OPEC meeting – wrap-up and thoughts

In an historic day for the oil market, the OPEC members met in Vienna in a closed door session and reached an agreement on 1.2 Mbpd of production cuts.  Combined with a non-OPEC pledge to cut 600kbpd (including 300 kbpd from Russia), we will begin to see inventories slowly diminish.

Yet the language leading up to today was pessimistic.  The Saudi energy minister Continue reading OPEC meeting – wrap-up and thoughts

BitWatt – intro

This startup consultancy anticipates the convergence of energy and data management as one seamlessly engineered solution. Energy is increasingly needed for computational work. The internet, with all of its necessary data-centers, is the largest growing consumer of power. By some estimates it consumes 8% of the electricity produced in the developed world with an expectation to double in 4 years. This conjoined sector is ripe for analysis and optimization.

The E50 Fund – intro
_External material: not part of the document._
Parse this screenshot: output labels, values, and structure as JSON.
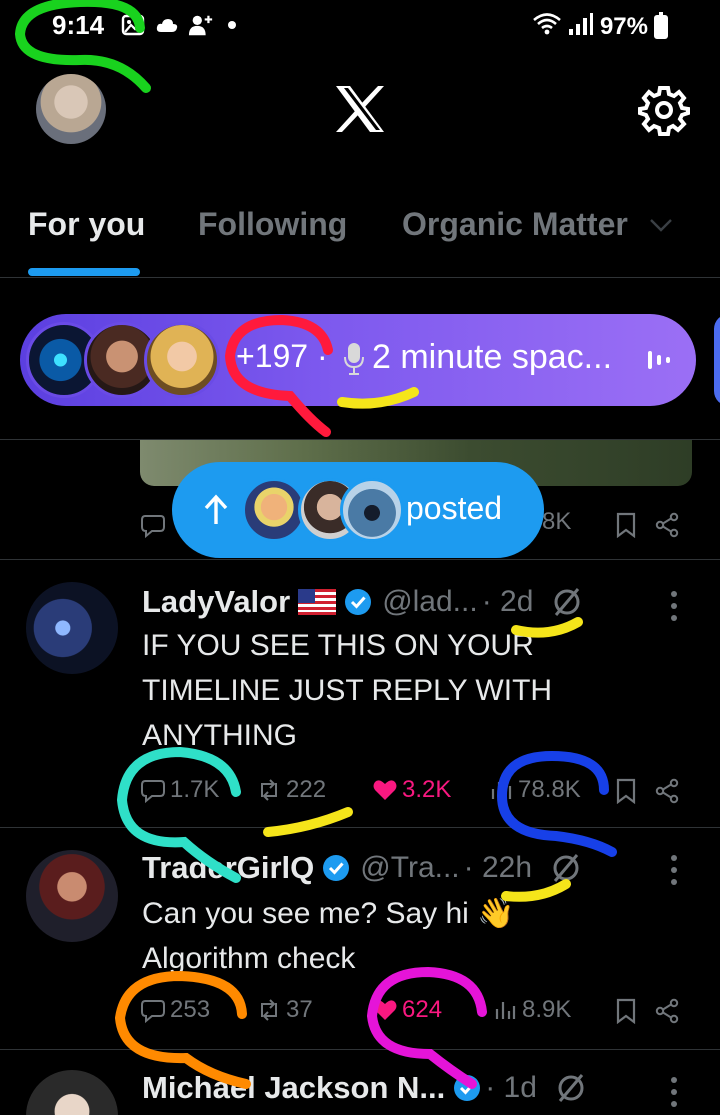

Our challenge is to synthetically construct the best global energy company by constructing a long/short portfolio of 50 listed energy majors that represent a diverse mix of sectors and regions.  We include European utilities, Japanese gas traders, global oil service providers, Chinese coal producers, and many more.